__What is being asked__: Each entry that follows should be set down precisely, with its pictures removed.
┌─ Data for this exercise
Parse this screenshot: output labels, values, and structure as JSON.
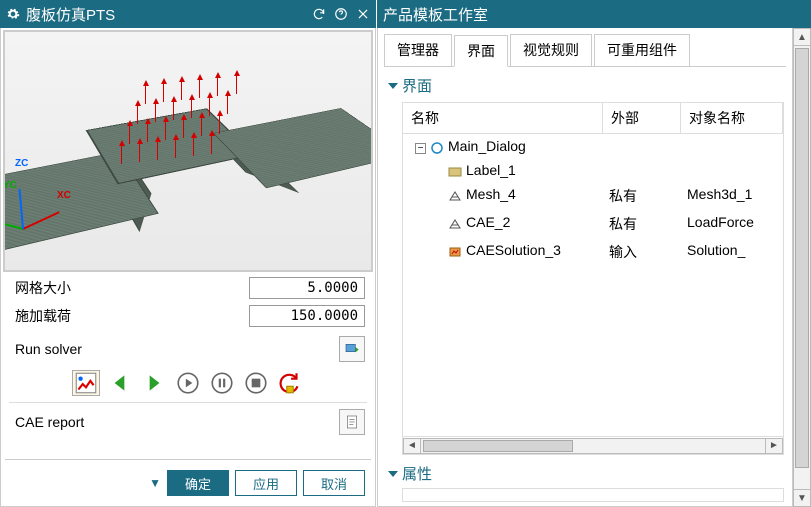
{
  "left": {
    "title": "腹板仿真PTS",
    "params": {
      "mesh_label": "网格大小",
      "mesh_value": "5.0000",
      "load_label": "施加载荷",
      "load_value": "150.0000"
    },
    "solver_label": "Run solver",
    "cae_report_label": "CAE report",
    "buttons": {
      "ok": "确定",
      "apply": "应用",
      "cancel": "取消"
    },
    "triad": {
      "x": "XC",
      "y": "YC",
      "z": "ZC"
    }
  },
  "right": {
    "title": "产品模板工作室",
    "tabs": [
      "管理器",
      "界面",
      "视觉规则",
      "可重用组件"
    ],
    "active_tab": 1,
    "sections": {
      "interface": "界面",
      "attributes": "属性"
    },
    "columns": {
      "name": "名称",
      "external": "外部",
      "obj_name": "对象名称"
    },
    "tree": [
      {
        "indent": 0,
        "toggle": "-",
        "icon": "circle",
        "label": "Main_Dialog",
        "external": "",
        "obj": ""
      },
      {
        "indent": 1,
        "toggle": "",
        "icon": "label",
        "label": "Label_1",
        "external": "",
        "obj": ""
      },
      {
        "indent": 1,
        "toggle": "",
        "icon": "mesh",
        "label": "Mesh_4",
        "external": "私有",
        "obj": "Mesh3d_1"
      },
      {
        "indent": 1,
        "toggle": "",
        "icon": "mesh",
        "label": "CAE_2",
        "external": "私有",
        "obj": "LoadForce"
      },
      {
        "indent": 1,
        "toggle": "",
        "icon": "solution",
        "label": "CAESolution_3",
        "external": "输入",
        "obj": "Solution_"
      }
    ]
  }
}
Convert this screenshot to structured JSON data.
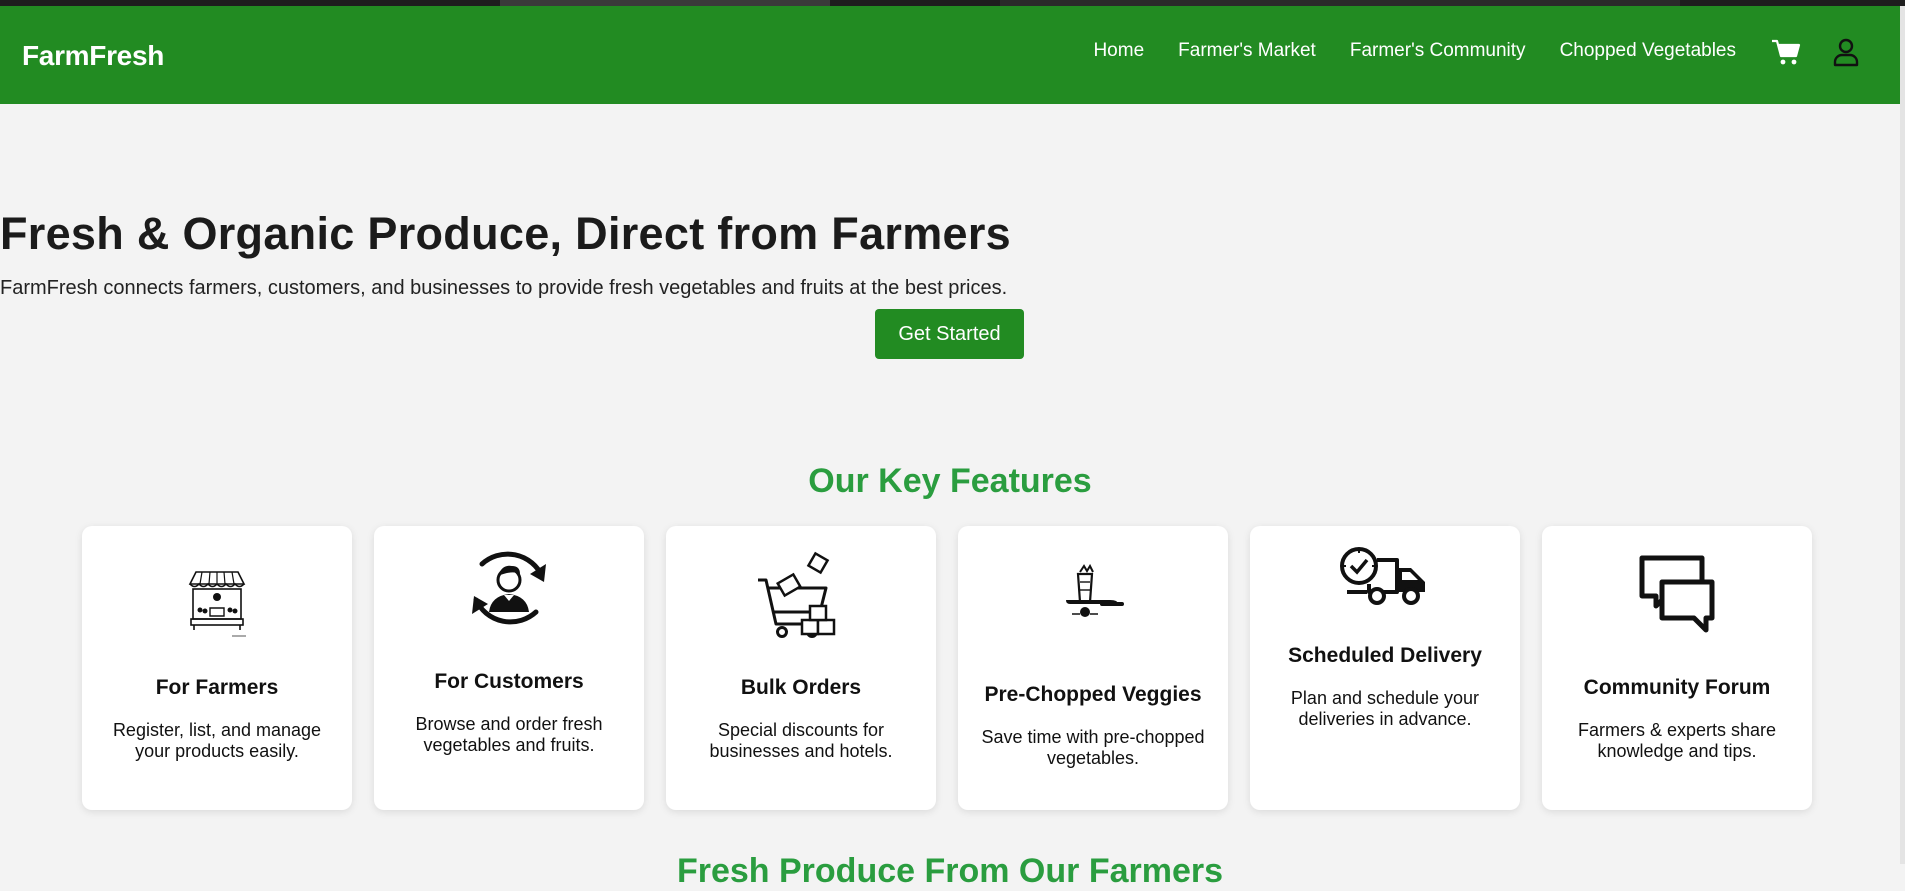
{
  "brand": "FarmFresh",
  "colors": {
    "primary": "#228b22",
    "accent_heading": "#2a9d3f",
    "background": "#f3f3f3",
    "card": "#ffffff"
  },
  "nav": {
    "links": [
      "Home",
      "Farmer's Market",
      "Farmer's Community",
      "Chopped Vegetables"
    ],
    "icons": [
      "cart-icon",
      "user-icon"
    ]
  },
  "hero": {
    "title": "Fresh & Organic Produce, Direct from Farmers",
    "subtitle": "FarmFresh connects farmers, customers, and businesses to provide fresh vegetables and fruits at the best prices.",
    "cta_label": "Get Started"
  },
  "features": {
    "heading": "Our Key Features",
    "cards": [
      {
        "title": "For Farmers",
        "desc": "Register, list, and manage your products easily.",
        "icon": "market-stall-icon"
      },
      {
        "title": "For Customers",
        "desc": "Browse and order fresh vegetables and fruits.",
        "icon": "customer-cycle-icon"
      },
      {
        "title": "Bulk Orders",
        "desc": "Special discounts for businesses and hotels.",
        "icon": "bulk-cart-icon"
      },
      {
        "title": "Pre-Chopped Veggies",
        "desc": "Save time with pre-chopped vegetables.",
        "icon": "knife-carrot-icon"
      },
      {
        "title": "Scheduled Delivery",
        "desc": "Plan and schedule your deliveries in advance.",
        "icon": "delivery-truck-icon"
      },
      {
        "title": "Community Forum",
        "desc": "Farmers & experts share knowledge and tips.",
        "icon": "chat-bubbles-icon"
      }
    ]
  },
  "next_section": {
    "heading": "Fresh Produce From Our Farmers"
  }
}
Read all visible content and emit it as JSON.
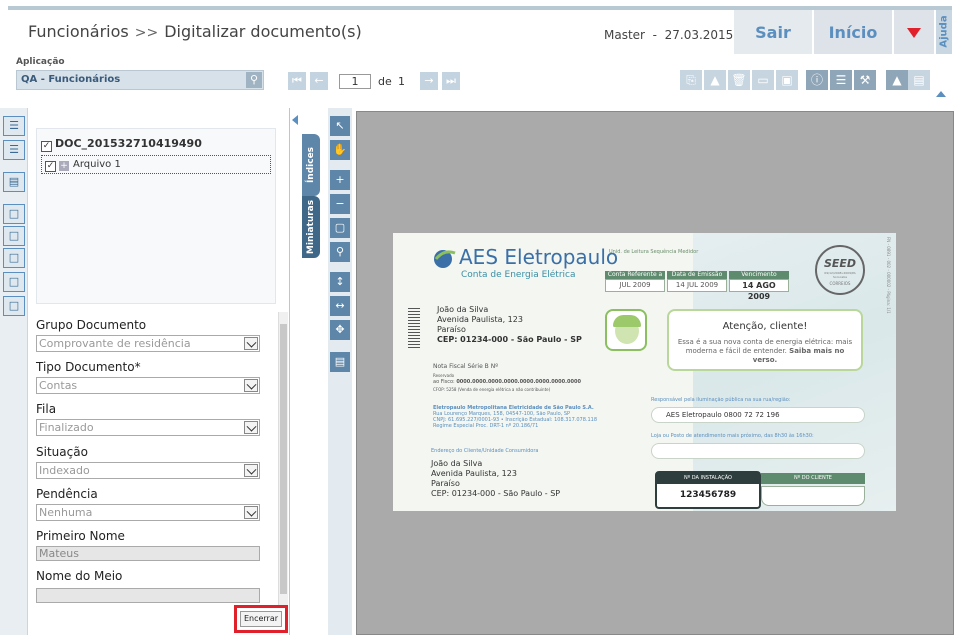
{
  "header": {
    "breadcrumb_root": "Funcionários",
    "breadcrumb_sep": ">>",
    "breadcrumb_page": "Digitalizar documento(s)",
    "user": "Master",
    "date_sep": "-",
    "date": "27.03.2015",
    "sair": "Sair",
    "inicio": "Início",
    "ajuda": "Ajuda"
  },
  "app": {
    "label": "Aplicação",
    "value": "QA - Funcionários"
  },
  "pager": {
    "current": "1",
    "of": "de",
    "total": "1"
  },
  "tree": {
    "document": "DOC_201532710419490",
    "file": "Arquivo 1"
  },
  "tabs": {
    "indices": "Índices",
    "miniaturas": "Miniaturas"
  },
  "form": {
    "grupo_label": "Grupo Documento",
    "grupo_value": "Comprovante de residência",
    "tipo_label": "Tipo Documento*",
    "tipo_value": "Contas",
    "fila_label": "Fila",
    "fila_value": "Finalizado",
    "situacao_label": "Situação",
    "situacao_value": "Indexado",
    "pendencia_label": "Pendência",
    "pendencia_value": "Nenhuma",
    "primeiro_label": "Primeiro Nome",
    "primeiro_value": "Mateus",
    "meio_label": "Nome do Meio",
    "meio_value": "",
    "encerrar": "Encerrar"
  },
  "bill": {
    "brand": "AES Eletropaulo",
    "subtitle": "Conta de Energia Elétrica",
    "top_links": "Unid. de Leitura     Sequência     Medidor",
    "hdr_ref": "Conta Referente a",
    "hdr_emissao": "Data de Emissão",
    "hdr_venc": "Vencimento",
    "val_ref": "JUL 2009",
    "val_emissao": "14 JUL 2009",
    "val_venc": "14 AGO 2009",
    "seed": "SEED",
    "seed_small": "09/12/2008•2009/PA Sorocaba",
    "seed_corr": "CORREIOS",
    "side_text": "FN - 0891 - 002 - 000002 - Página: 1/1",
    "name": "João da Silva",
    "street": "Avenida Paulista, 123",
    "district": "Paraíso",
    "cep": "CEP: 01234-000 - São Paulo - SP",
    "nf_title": "Nota Fiscal Série B Nº",
    "nf_res_a": "Reservado",
    "nf_res_b": "ao Fisco:",
    "nf_num": "0000.0000.0000.0000.0000.0000.0000.0000",
    "nf_cfop": "CFOP: 5258 (Venda de energia elétrica a não contribuinte)",
    "comp_name": "Eletropaulo Metropolitana Eletricidade de São Paulo S.A.",
    "comp_addr": "Rua Lourenço Marques, 158, 04547-100, São Paulo, SP",
    "comp_cnpj": "CNPJ: 61.695.227/0001-93 • Inscrição Estadual: 108.317.078.118",
    "comp_reg": "Regime Especial Proc. DRT-1 nº 20.186/71",
    "end_lbl": "Endereço do Cliente/Unidade Consumidora",
    "attention": "Atenção, cliente!",
    "msg_a": "Essa é a sua nova conta de energia elétrica: mais moderna e fácil de entender.",
    "msg_b": "Saiba mais no verso.",
    "resp_lbl": "Responsável pela iluminação pública na sua rua/região:",
    "resp_val": "AES Eletropaulo 0800 72 72 196",
    "loja_lbl": "Loja ou Posto de atendimento mais próximo, das 8h30 às 16h30:",
    "inst_hdr": "Nº DA INSTALAÇÃO",
    "inst_val": "123456789",
    "cli_hdr": "Nº DO CLIENTE"
  }
}
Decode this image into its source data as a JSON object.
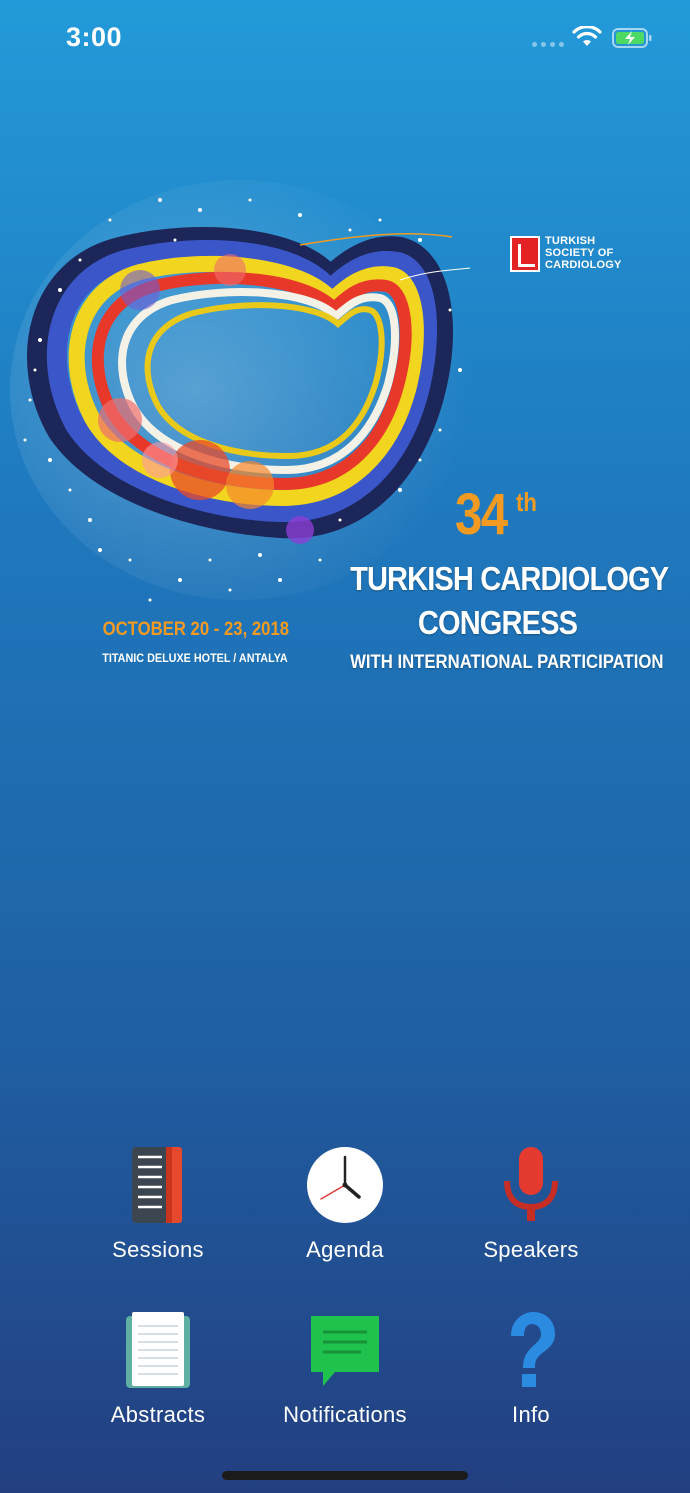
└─
__Response below__:
Parse this screenshot: output labels, values, and structure as JSON.
{
  "left": {
    "title": "腹板仿真PTS",
    "params": {
      "mesh_label": "网格大小",
      "mesh_value": "5.0000",
      "load_label": "施加载荷",
      "load_value": "150.0000"
    },
    "solver_label": "Run solver",
    "cae_report_label": "CAE report",
    "buttons": {
      "ok": "确定",
      "apply": "应用",
      "cancel": "取消"
    },
    "triad": {
      "x": "XC",
      "y": "YC",
      "z": "ZC"
    }
  },
  "right": {
    "title": "产品模板工作室",
    "tabs": [
      "管理器",
      "界面",
      "视觉规则",
      "可重用组件"
    ],
    "active_tab": 1,
    "sections": {
      "interface": "界面",
      "attributes": "属性"
    },
    "columns": {
      "name": "名称",
      "external": "外部",
      "obj_name": "对象名称"
    },
    "tree": [
      {
        "indent": 0,
        "toggle": "-",
        "icon": "circle",
        "label": "Main_Dialog",
        "external": "",
        "obj": ""
      },
      {
        "indent": 1,
        "toggle": "",
        "icon": "label",
        "label": "Label_1",
        "external": "",
        "obj": ""
      },
      {
        "indent": 1,
        "toggle": "",
        "icon": "mesh",
        "label": "Mesh_4",
        "external": "私有",
        "obj": "Mesh3d_1"
      },
      {
        "indent": 1,
        "toggle": "",
        "icon": "mesh",
        "label": "CAE_2",
        "external": "私有",
        "obj": "LoadForce"
      },
      {
        "indent": 1,
        "toggle": "",
        "icon": "solution",
        "label": "CAESolution_3",
        "external": "输入",
        "obj": "Solution_"
      }
    ]
  }
}
Convert this screenshot to structured JSON data.
{
  "brand": "FarmFresh",
  "colors": {
    "primary": "#228b22",
    "accent_heading": "#2a9d3f",
    "background": "#f3f3f3",
    "card": "#ffffff"
  },
  "nav": {
    "links": [
      "Home",
      "Farmer's Market",
      "Farmer's Community",
      "Chopped Vegetables"
    ],
    "icons": [
      "cart-icon",
      "user-icon"
    ]
  },
  "hero": {
    "title": "Fresh & Organic Produce, Direct from Farmers",
    "subtitle": "FarmFresh connects farmers, customers, and businesses to provide fresh vegetables and fruits at the best prices.",
    "cta_label": "Get Started"
  },
  "features": {
    "heading": "Our Key Features",
    "cards": [
      {
        "title": "For Farmers",
        "desc": "Register, list, and manage your products easily.",
        "icon": "market-stall-icon"
      },
      {
        "title": "For Customers",
        "desc": "Browse and order fresh vegetables and fruits.",
        "icon": "customer-cycle-icon"
      },
      {
        "title": "Bulk Orders",
        "desc": "Special discounts for businesses and hotels.",
        "icon": "bulk-cart-icon"
      },
      {
        "title": "Pre-Chopped Veggies",
        "desc": "Save time with pre-chopped vegetables.",
        "icon": "knife-carrot-icon"
      },
      {
        "title": "Scheduled Delivery",
        "desc": "Plan and schedule your deliveries in advance.",
        "icon": "delivery-truck-icon"
      },
      {
        "title": "Community Forum",
        "desc": "Farmers & experts share knowledge and tips.",
        "icon": "chat-bubbles-icon"
      }
    ]
  },
  "next_section": {
    "heading": "Fresh Produce From Our Farmers"
  }
}
Read all visible content and emit it as JSON.
{
  "header": {
    "breadcrumb_root": "Funcionários",
    "breadcrumb_sep": ">>",
    "breadcrumb_page": "Digitalizar documento(s)",
    "user": "Master",
    "date_sep": "-",
    "date": "27.03.2015",
    "sair": "Sair",
    "inicio": "Início",
    "ajuda": "Ajuda"
  },
  "app": {
    "label": "Aplicação",
    "value": "QA - Funcionários"
  },
  "pager": {
    "current": "1",
    "of": "de",
    "total": "1"
  },
  "tree": {
    "document": "DOC_201532710419490",
    "file": "Arquivo 1"
  },
  "tabs": {
    "indices": "Índices",
    "miniaturas": "Miniaturas"
  },
  "form": {
    "grupo_label": "Grupo Documento",
    "grupo_value": "Comprovante de residência",
    "tipo_label": "Tipo Documento*",
    "tipo_value": "Contas",
    "fila_label": "Fila",
    "fila_value": "Finalizado",
    "situacao_label": "Situação",
    "situacao_value": "Indexado",
    "pendencia_label": "Pendência",
    "pendencia_value": "Nenhuma",
    "primeiro_label": "Primeiro Nome",
    "primeiro_value": "Mateus",
    "meio_label": "Nome do Meio",
    "meio_value": "",
    "encerrar": "Encerrar"
  },
  "bill": {
    "brand": "AES Eletropaulo",
    "subtitle": "Conta de Energia Elétrica",
    "top_links": "Unid. de Leitura     Sequência     Medidor",
    "hdr_ref": "Conta Referente a",
    "hdr_emissao": "Data de Emissão",
    "hdr_venc": "Vencimento",
    "val_ref": "JUL 2009",
    "val_emissao": "14 JUL 2009",
    "val_venc": "14 AGO 2009",
    "seed": "SEED",
    "seed_small": "09/12/2008•2009/PA Sorocaba",
    "seed_corr": "CORREIOS",
    "side_text": "FN - 0891 - 002 - 000002 - Página: 1/1",
    "name": "João da Silva",
    "street": "Avenida Paulista, 123",
    "district": "Paraíso",
    "cep": "CEP: 01234-000 - São Paulo - SP",
    "nf_title": "Nota Fiscal Série B Nº",
    "nf_res_a": "Reservado",
    "nf_res_b": "ao Fisco:",
    "nf_num": "0000.0000.0000.0000.0000.0000.0000.0000",
    "nf_cfop": "CFOP: 5258 (Venda de energia elétrica a não contribuinte)",
    "comp_name": "Eletropaulo Metropolitana Eletricidade de São Paulo S.A.",
    "comp_addr": "Rua Lourenço Marques, 158, 04547-100, São Paulo, SP",
    "comp_cnpj": "CNPJ: 61.695.227/0001-93 • Inscrição Estadual: 108.317.078.118",
    "comp_reg": "Regime Especial Proc. DRT-1 nº 20.186/71",
    "end_lbl": "Endereço do Cliente/Unidade Consumidora",
    "attention": "Atenção, cliente!",
    "msg_a": "Essa é a sua nova conta de energia elétrica: mais moderna e fácil de entender.",
    "msg_b": "Saiba mais no verso.",
    "resp_lbl": "Responsável pela iluminação pública na sua rua/região:",
    "resp_val": "AES Eletropaulo 0800 72 72 196",
    "loja_lbl": "Loja ou Posto de atendimento mais próximo, das 8h30 às 16h30:",
    "inst_hdr": "Nº DA INSTALAÇÃO",
    "inst_val": "123456789",
    "cli_hdr": "Nº DO CLIENTE"
  }
}
Decode this image into its source data as a JSON object.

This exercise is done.